Playwright hits out over poor reading
Schools are failing to provide contemporary actors with the basic literacy skills needed to sight-read play scripts at rehearsals, a leading playwright has claimed.
Mark Ravenhill, author of Shopping and Fucking and Mother Clap's Molly House, says that young actors struggle to read an unfamiliar play script out loud. "Anyone over 25 can come in and sight-read a play," he told The TES. "But, with younger actors, you have to spend the first week of rehearsals helping them to read the play. They can't just come to a read-through and read it aloud."
Mr Ravenhill's observation was made as he was in the throes of preparing for the premiere of his latest play. Adding Value, which opens at the National Theatre next week, is a monologue about a teacher who decides to rewrite a pupil's coursework.
Mr Ravenhill, 38, believes that the failure to sight-read is not the fault of teachers, but of the system they work in.
He said: "There's a Maoist, perpetual-change culture in education. Every year a new system has to be chucked at schools. I'm sure it has crushed some very good teachers who would otherwise be inspirational."
Many teachers are unsurprised by these complaints. Natasha Pascale, English teacher at Swanlea comprehensive, in east London, said: "If we're reading Shakespeare in class, pupils can find the language hard to get to grips with. They find the pacing difficult, and they don't know when to pause.
"There need to be more sessions where teachers listen to each pupil read.
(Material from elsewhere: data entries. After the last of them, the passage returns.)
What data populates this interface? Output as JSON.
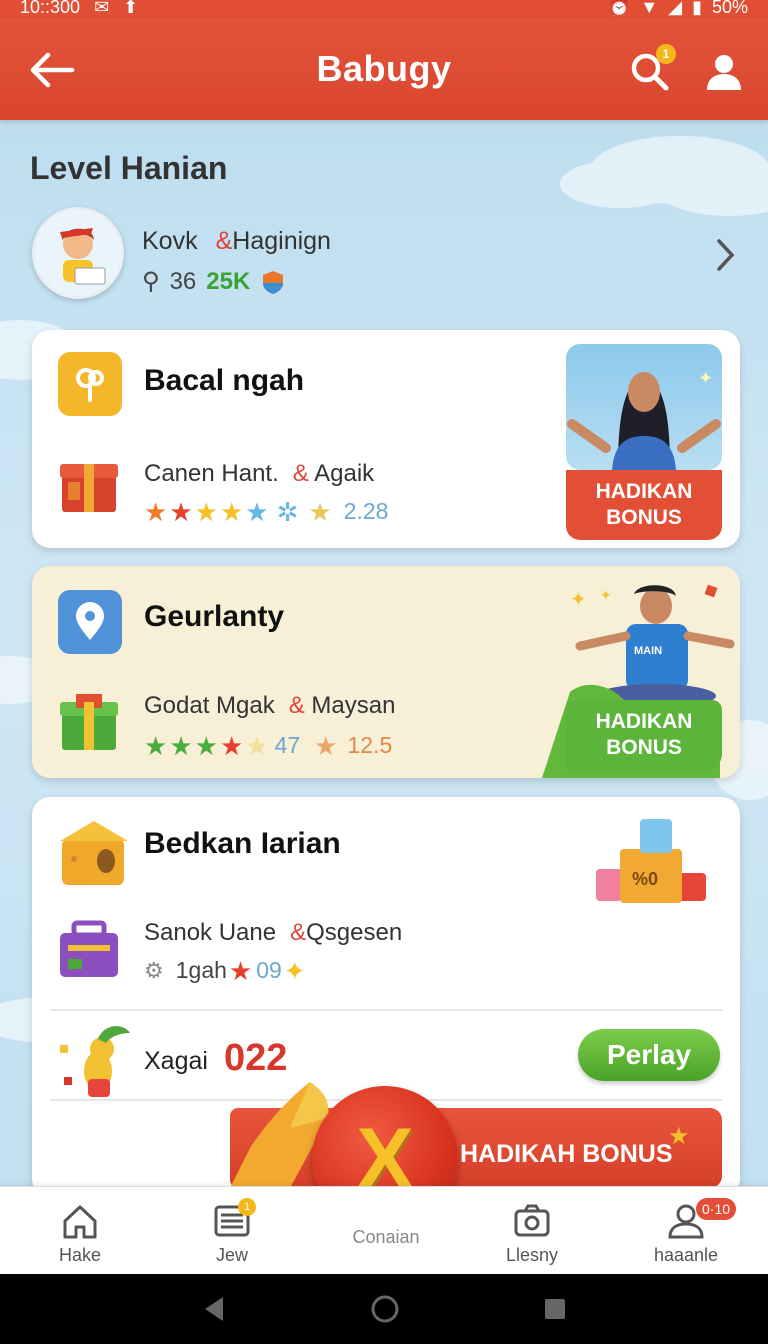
{
  "status_bar": {
    "time": "10::300",
    "battery": "50%"
  },
  "app_bar": {
    "title": "Babugy",
    "search_badge": "1"
  },
  "section": {
    "title": "Level Hanian"
  },
  "profile": {
    "name": "Kovk",
    "handle": "Haginign",
    "level": "36",
    "points": "25K"
  },
  "cards": [
    {
      "title": "Bacal ngah",
      "subtitle": "Canen Hant.",
      "partner": "Agaik",
      "score": "2.28",
      "bonus_line1": "HADIKAN",
      "bonus_line2": "BONUS"
    },
    {
      "title": "Geurlanty",
      "subtitle": "Godat Mgak",
      "partner": "Maysan",
      "score_a": "47",
      "score_b": "12.5",
      "bonus_line1": "HADIKAN",
      "bonus_line2": "BONUS"
    },
    {
      "title": "Bedkan Iarian",
      "subtitle": "Sanok Uane",
      "partner": "Qsgesen",
      "meta": "1gah",
      "score": "09"
    }
  ],
  "xagai": {
    "label": "Xagai",
    "count": "022",
    "play_label": "Perlay"
  },
  "banner": {
    "text": "HADIKAH BONUS",
    "center_glyph": "X"
  },
  "bottom_nav": {
    "items": [
      {
        "label": "Hake"
      },
      {
        "label": "Jew",
        "badge": "1"
      },
      {
        "label": "Conaian"
      },
      {
        "label": "Llesny"
      },
      {
        "label": "haaanle",
        "badge": "0·10"
      }
    ]
  },
  "colors": {
    "primary": "#e04e33",
    "accent_green": "#5cb53a",
    "accent_yellow": "#f6c028"
  }
}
Rather than focusing on imagery, we should look at language, emphasis and punctuation, and watch film versions of the plays."
These views were echoed by Bethan Marshall, English education lecturer at King's College, London, who criticised the emphasis on literary criticism.
"The content of the English curriculum is vast and it has been been swamped with critical terminology. Talking about adjectives and metaphors isn't the same as understanding literature.
"Reading out loud and the more creative side of the curriculum is being stifled by these demands. There is less space for simply enjoying literature."
But, others said that the problem was not solely due to what happens in schools.
Robert Dowling, head of George Dixon international school, in Birmingham, said: "Kids used to read to their parents at home, and their parents would read to them. But in the PlayStation age, an enormous number of parents not only never read aloud to their children, but never even talk to them.
There's a lack of literacy in society."
Mr Ravenhill's play Adding Value was adapted from several hours of interviews with a South African teacher who has worked in tough, inner-city British schools. Mr Ravenhill - who as struggling, unknown playwright briefly taught social studies and drama at a further education college - found that many of his concerns about education were shared by his interviewee.
The monologue is mostly about the unnamed teacher's decision to rewrite his pupils' GCSE coursework. This is a subject Mr Ravenhill has discussed many times with friends who are teachers.
"Everybody is waiting for someone to say the whole thing is a sham," he said. "Parents spend hours doing the coursework, teachers spend all night rewriting it, and the kids aren't learning anything. But no teacher or parent dares not to do it, because then their kid gets lower grades. It's insane, really. The whole thing is based on a lie."
Adding Value forms part of National Headlines, a two-week season of topical monologues. It will be performed on October 12.